1. Member DuBester’s dissenting opinion is set forth at the end of this decision.
2. As discussed infra, the Arbitrator denied the grievance as to the Agency’s refusal to bargain over the substance of the change. See Award at 19, 25, 27-28. No exceptions were filed to this finding.
3. Annual leave includes “short draw” leave, which is for leave before, during, and after Thanksgiving, Christmas, and New Year’s days, and “regular” or “long draw” leave, which is any other leave during the year. Award at 8. The Agency determines the number of people who can apply for “short draw” and “long draw” leave slots, and the Union administers the bid rotation that determines which employees receive the available slots. Id.
4. The record does not include a copy of Article 37 of the parties’ agreement.
5. In this regard, the dissent appears to find that, by informing the Agency of the Union’s national‑level contact, the Union was requesting to bargain at the national level. Dissent at 7. However, there is no basis for finding that, by providing contact information, the Union was requesting to bargain nationally over all subsequent changes in conditions of employment. Further, whether or not the Agency’s “main argument before the Arbitrator” was that it had no obligation to bargain “at all,” id., the Agency also argued to the Arbitrator, as it does to the Authority, that the Union failed to request bargaining at any level other than the local level. Award at 16‑17; Exceptions at 16-17. Thus, the Union’s failure to request bargaining at the national level was before the Arbitrator, and is before the Authority.

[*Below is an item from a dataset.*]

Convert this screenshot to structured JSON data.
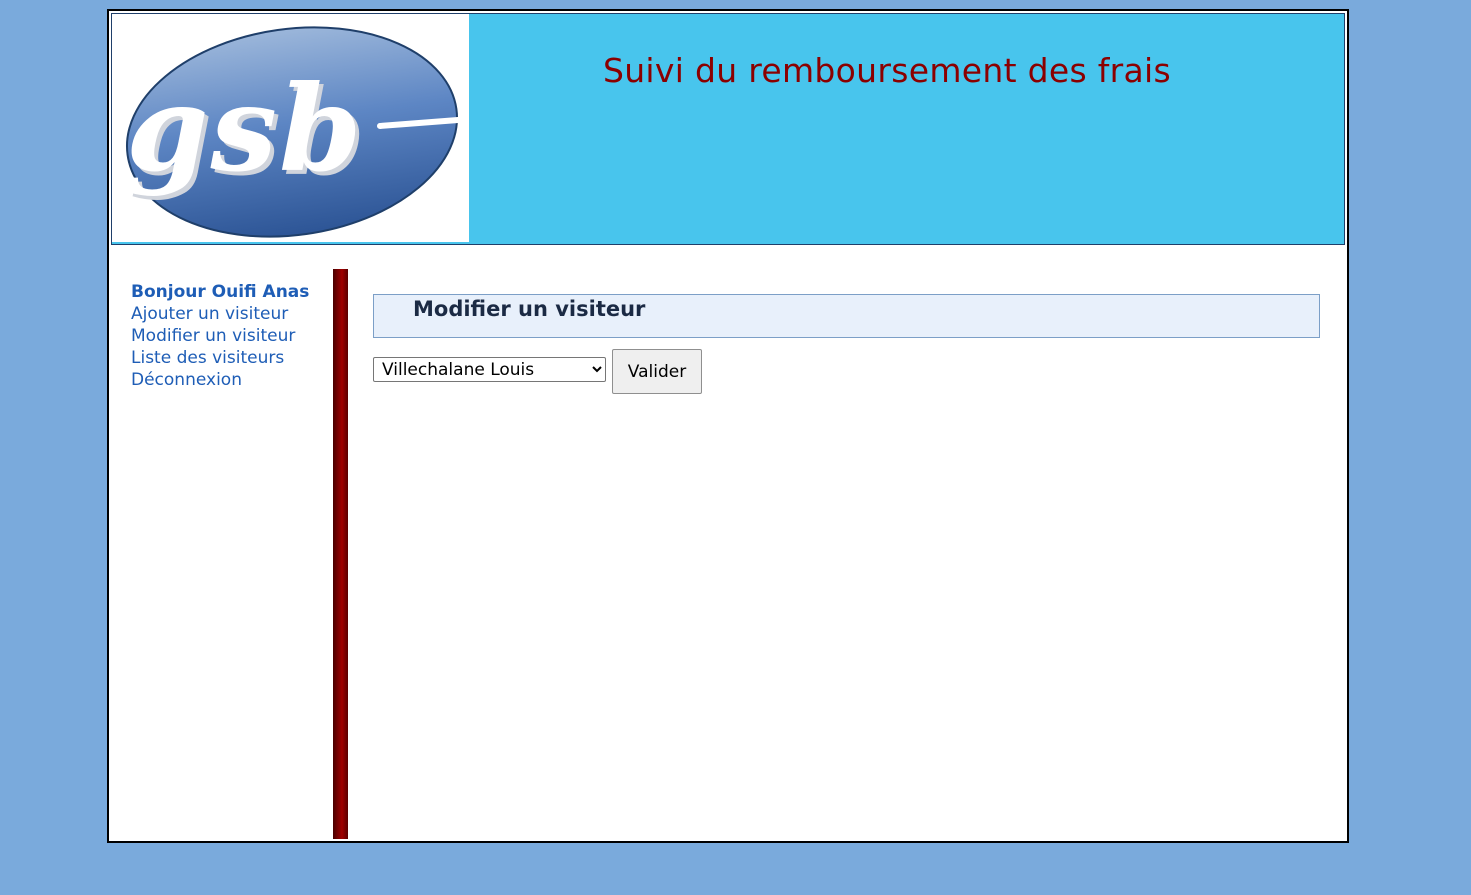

6. With regard to the dissent’s reliance on “notification procedures[,]” Dissent at 7, the Union does not argue that the Agency failed to provide adequate notice; thus, we do not address that issue. Further, as there is no evidence that the Union argued to the Arbitrator – and the Arbitrator did not find – that the notice provided by the Agency was deficient, this case is distinguishable from United States Department of Homeland Security, Customs & Border Protection, 64 FLRA 989 (2010) (Member Beck dissenting), pet. for review filed sub nom. United States Department of Homeland Security, Customs & Border Protection v. FLRA, No. 10-1282 (D.C. Cir. Sept. 8, 2010), and the dissent’s reliance on that decision is misplaced.
7. Because we find the award deficient as contrary to law, we do not address the Agency’s other exceptions.